(Data entries)

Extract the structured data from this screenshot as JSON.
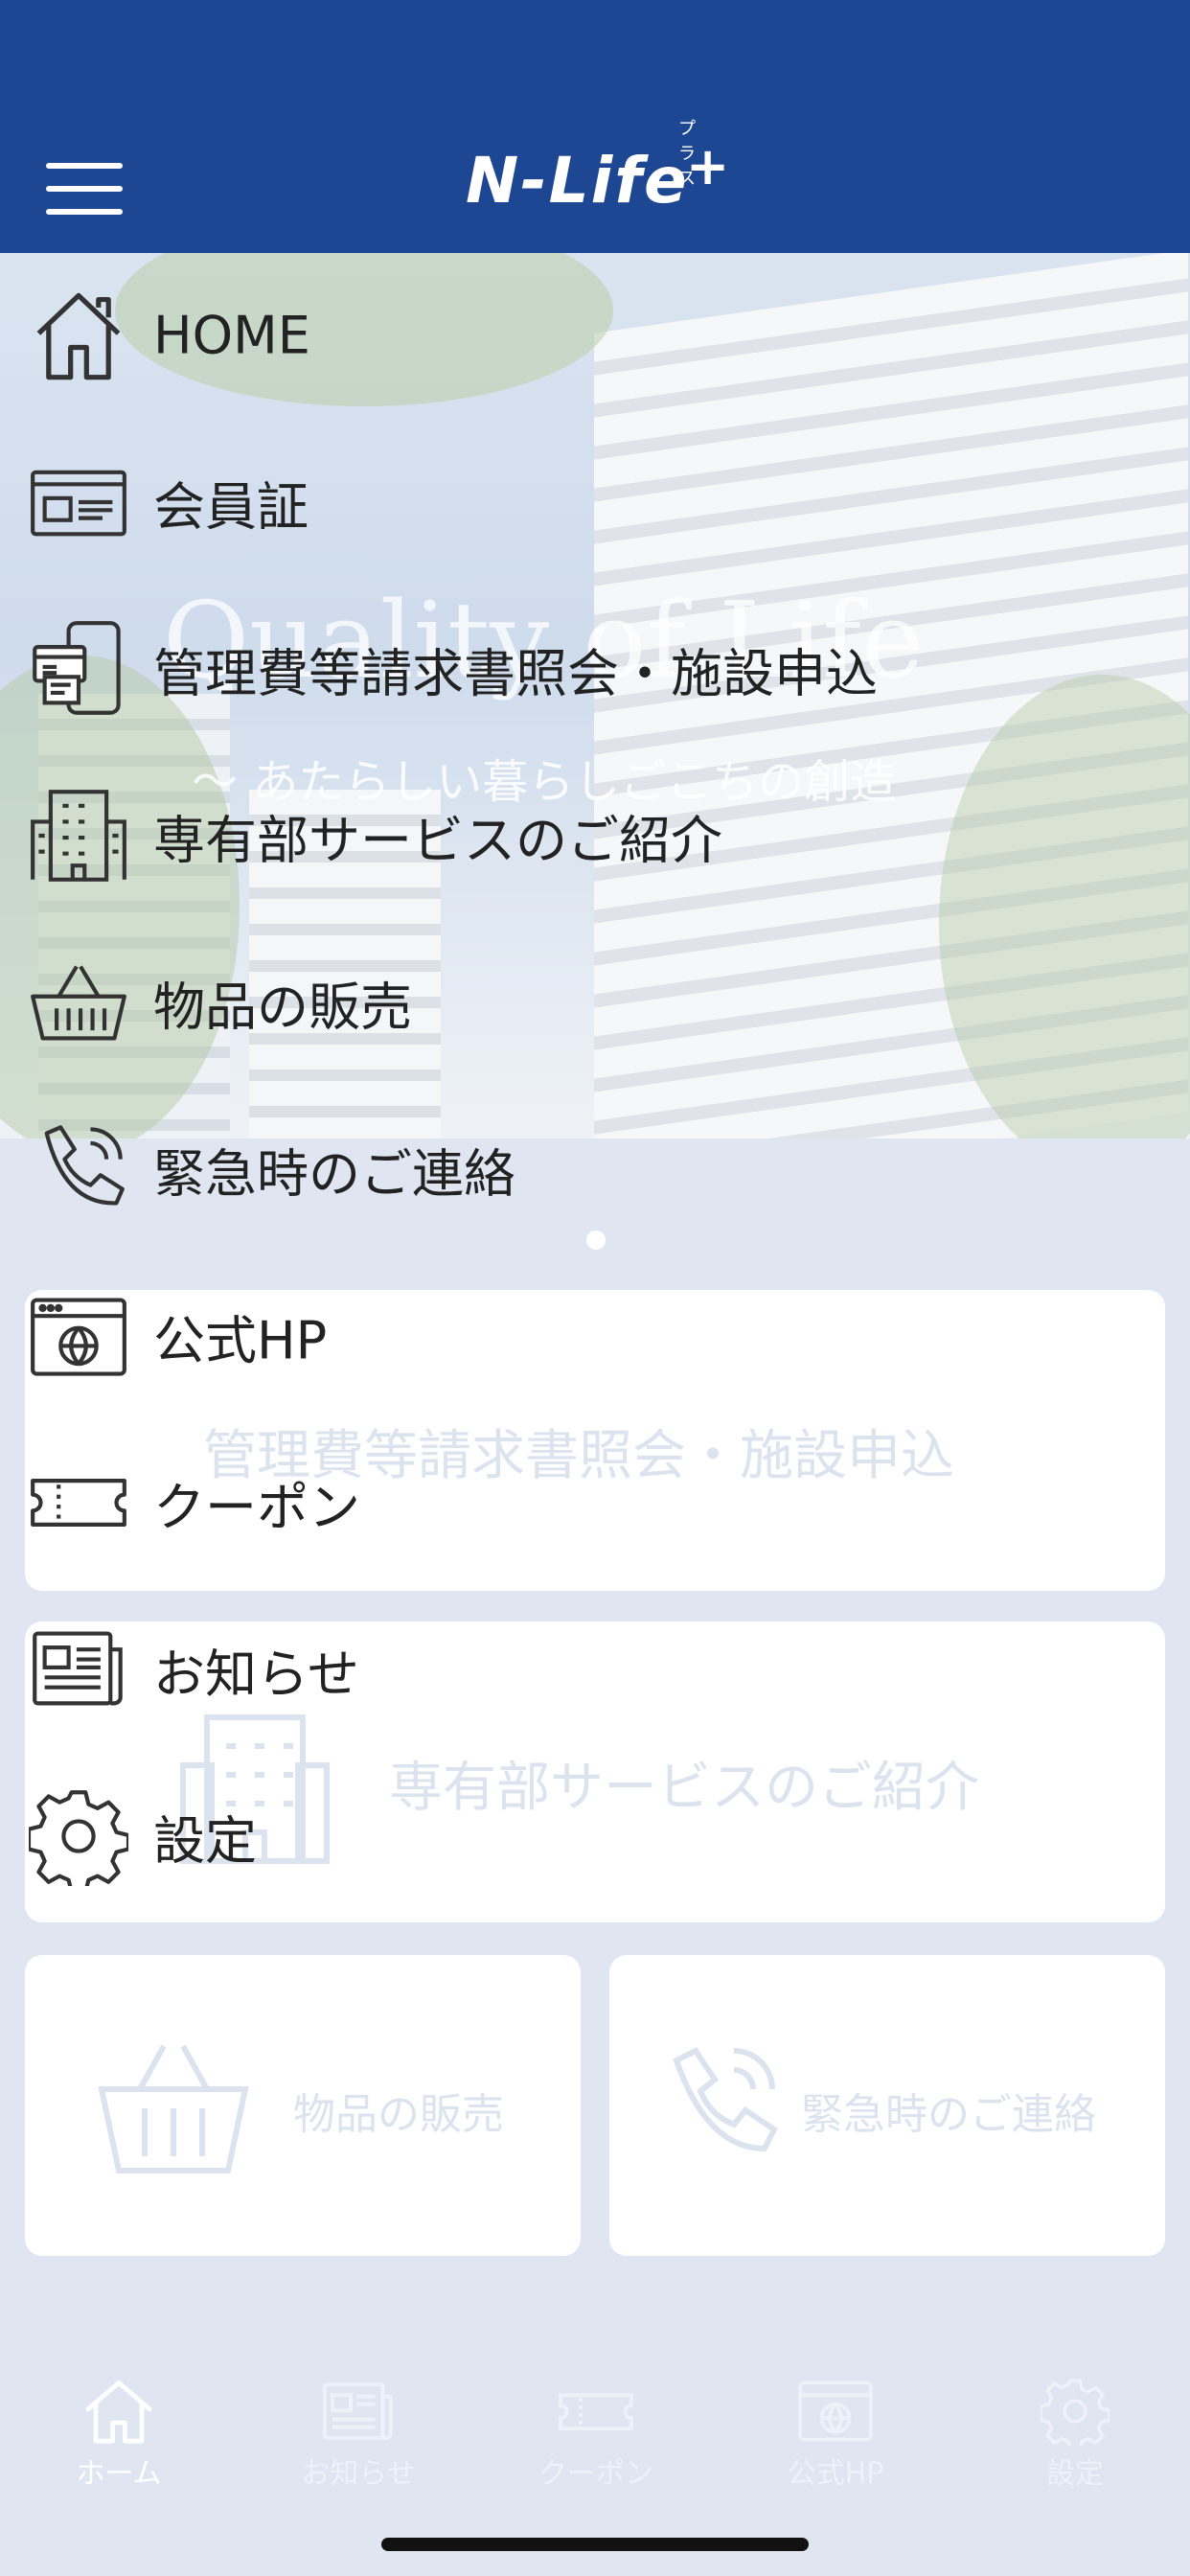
{
  "header": {
    "logo_text": "N-Life",
    "logo_plus": "+",
    "logo_ruby": "プラス"
  },
  "hero": {
    "title": "Quality of Life",
    "subtitle": "～ あたらしい暮らしごこちの創造"
  },
  "menu": {
    "items": [
      {
        "label": "HOME",
        "icon": "home-icon"
      },
      {
        "label": "会員証",
        "icon": "member-card-icon"
      },
      {
        "label": "管理費等請求書照会・施設申込",
        "icon": "invoice-icon"
      },
      {
        "label": "専有部サービスのご紹介",
        "icon": "building-icon"
      },
      {
        "label": "物品の販売",
        "icon": "basket-icon"
      },
      {
        "label": "緊急時のご連絡",
        "icon": "phone-icon"
      },
      {
        "label": "公式HP",
        "icon": "website-icon"
      },
      {
        "label": "クーポン",
        "icon": "coupon-icon"
      },
      {
        "label": "お知らせ",
        "icon": "news-icon"
      },
      {
        "label": "設定",
        "icon": "gear-icon"
      }
    ]
  },
  "cards": {
    "invoice": "管理費等請求書照会・施設申込",
    "service": "専有部サービスのご紹介",
    "goods": "物品の販売",
    "emergency": "緊急時のご連絡"
  },
  "tabbar": {
    "tabs": [
      {
        "label": "ホーム",
        "icon": "home-icon",
        "active": true
      },
      {
        "label": "お知らせ",
        "icon": "news-icon",
        "active": false
      },
      {
        "label": "クーポン",
        "icon": "coupon-icon",
        "active": false
      },
      {
        "label": "公式HP",
        "icon": "website-icon",
        "active": false
      },
      {
        "label": "設定",
        "icon": "gear-icon",
        "active": false
      }
    ]
  },
  "colors": {
    "header": "#1d4793",
    "background": "#dfe6f1",
    "menu_text": "#222222",
    "faint_text": "#dbe3ee"
  }
}
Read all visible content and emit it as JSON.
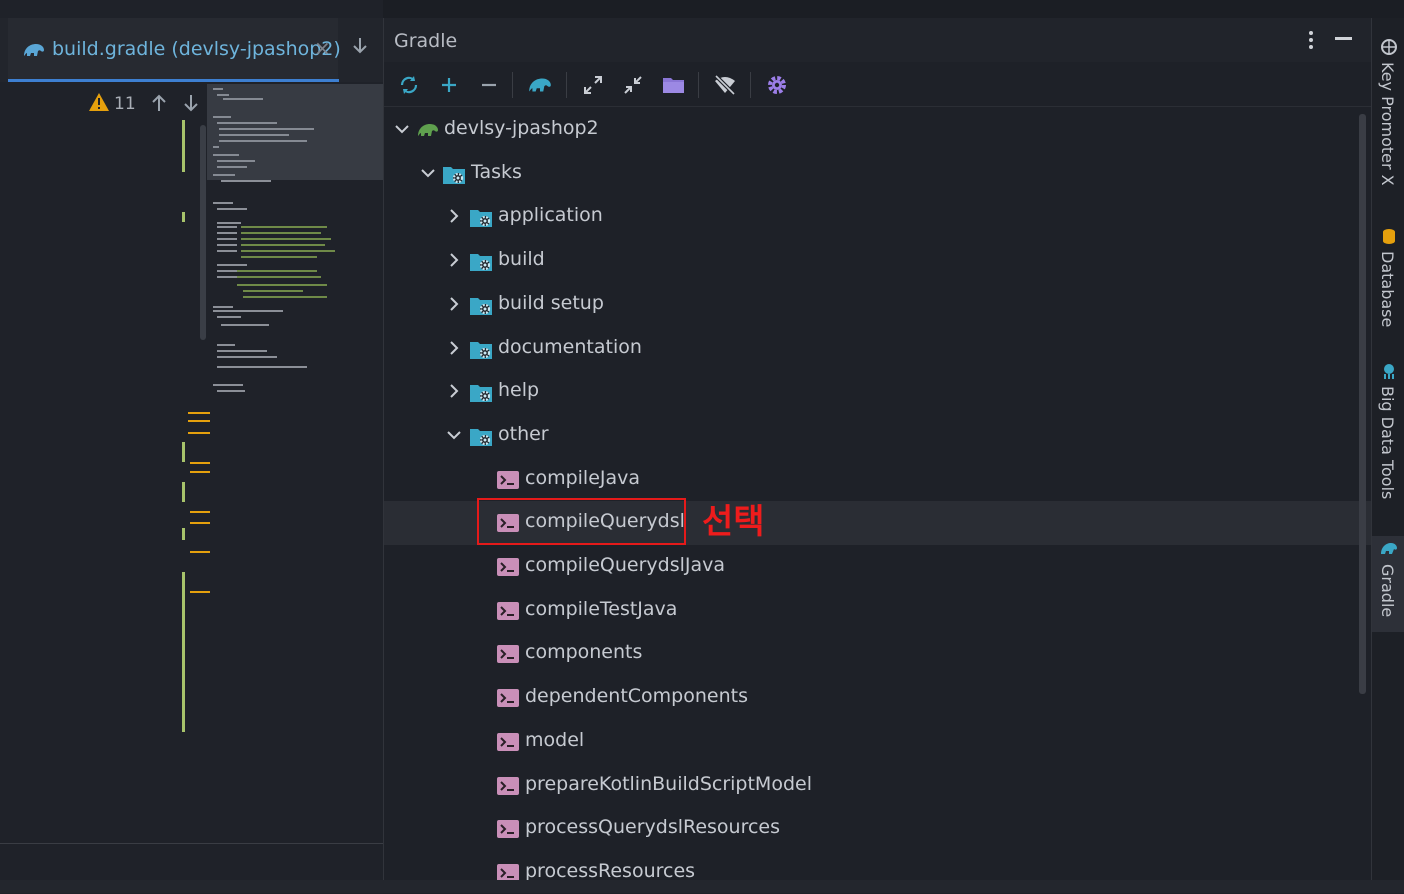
{
  "editor": {
    "tab": {
      "label": "build.gradle (devlsy-jpashop2)",
      "close": "×"
    },
    "inspection": {
      "warning_count": "11"
    }
  },
  "gradle": {
    "title": "Gradle",
    "toolbar": [
      "reload-icon",
      "add-icon",
      "remove-icon",
      "elephant-icon",
      "expand-all-icon",
      "collapse-all-icon",
      "folder-icon",
      "offline-mode-icon",
      "settings-icon"
    ],
    "tree": {
      "project": "devlsy-jpashop2",
      "tasks_label": "Tasks",
      "groups": [
        "application",
        "build",
        "build setup",
        "documentation",
        "help",
        "other"
      ],
      "other_tasks": [
        "compileJava",
        "compileQuerydsl",
        "compileQuerydslJava",
        "compileTestJava",
        "components",
        "dependentComponents",
        "model",
        "prepareKotlinBuildScriptModel",
        "processQuerydslResources",
        "processResources"
      ],
      "selected_task": "compileQuerydsl"
    },
    "annotation": "선택"
  },
  "stripe": {
    "items": [
      "Key Promoter X",
      "Database",
      "Big Data Tools",
      "Gradle"
    ],
    "active": "Gradle"
  },
  "colors": {
    "accent": "#3d7fd1",
    "annotation_red": "#e51a1a",
    "warning": "#e5a00d",
    "gradle_green": "#5fa04e"
  }
}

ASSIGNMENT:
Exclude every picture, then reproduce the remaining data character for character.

SOLUTION TO THIS EXERCISE:
Extract the structured data from this screenshot as JSON.
{
  "header": {
    "logo_text": "N-Life",
    "logo_plus": "+",
    "logo_ruby": "プラス"
  },
  "hero": {
    "title": "Quality of Life",
    "subtitle": "～ あたらしい暮らしごこちの創造"
  },
  "menu": {
    "items": [
      {
        "label": "HOME",
        "icon": "home-icon"
      },
      {
        "label": "会員証",
        "icon": "member-card-icon"
      },
      {
        "label": "管理費等請求書照会・施設申込",
        "icon": "invoice-icon"
      },
      {
        "label": "専有部サービスのご紹介",
        "icon": "building-icon"
      },
      {
        "label": "物品の販売",
        "icon": "basket-icon"
      },
      {
        "label": "緊急時のご連絡",
        "icon": "phone-icon"
      },
      {
        "label": "公式HP",
        "icon": "website-icon"
      },
      {
        "label": "クーポン",
        "icon": "coupon-icon"
      },
      {
        "label": "お知らせ",
        "icon": "news-icon"
      },
      {
        "label": "設定",
        "icon": "gear-icon"
      }
    ]
  },
  "cards": {
    "invoice": "管理費等請求書照会・施設申込",
    "service": "専有部サービスのご紹介",
    "goods": "物品の販売",
    "emergency": "緊急時のご連絡"
  },
  "tabbar": {
    "tabs": [
      {
        "label": "ホーム",
        "icon": "home-icon",
        "active": true
      },
      {
        "label": "お知らせ",
        "icon": "news-icon",
        "active": false
      },
      {
        "label": "クーポン",
        "icon": "coupon-icon",
        "active": false
      },
      {
        "label": "公式HP",
        "icon": "website-icon",
        "active": false
      },
      {
        "label": "設定",
        "icon": "gear-icon",
        "active": false
      }
    ]
  },
  "colors": {
    "header": "#1d4793",
    "background": "#dfe6f1",
    "menu_text": "#222222",
    "faint_text": "#dbe3ee"
  }
}
Read all visible content and emit it as JSON.
{
  "editor": {
    "tab": {
      "label": "build.gradle (devlsy-jpashop2)",
      "close": "×"
    },
    "inspection": {
      "warning_count": "11"
    }
  },
  "gradle": {
    "title": "Gradle",
    "toolbar": [
      "reload-icon",
      "add-icon",
      "remove-icon",
      "elephant-icon",
      "expand-all-icon",
      "collapse-all-icon",
      "folder-icon",
      "offline-mode-icon",
      "settings-icon"
    ],
    "tree": {
      "project": "devlsy-jpashop2",
      "tasks_label": "Tasks",
      "groups": [
        "application",
        "build",
        "build setup",
        "documentation",
        "help",
        "other"
      ],
      "other_tasks": [
        "compileJava",
        "compileQuerydsl",
        "compileQuerydslJava",
        "compileTestJava",
        "components",
        "dependentComponents",
        "model",
        "prepareKotlinBuildScriptModel",
        "processQuerydslResources",
        "processResources"
      ],
      "selected_task": "compileQuerydsl"
    },
    "annotation": "선택"
  },
  "stripe": {
    "items": [
      "Key Promoter X",
      "Database",
      "Big Data Tools",
      "Gradle"
    ],
    "active": "Gradle"
  },
  "colors": {
    "accent": "#3d7fd1",
    "annotation_red": "#e51a1a",
    "warning": "#e5a00d",
    "gradle_green": "#5fa04e"
  }
}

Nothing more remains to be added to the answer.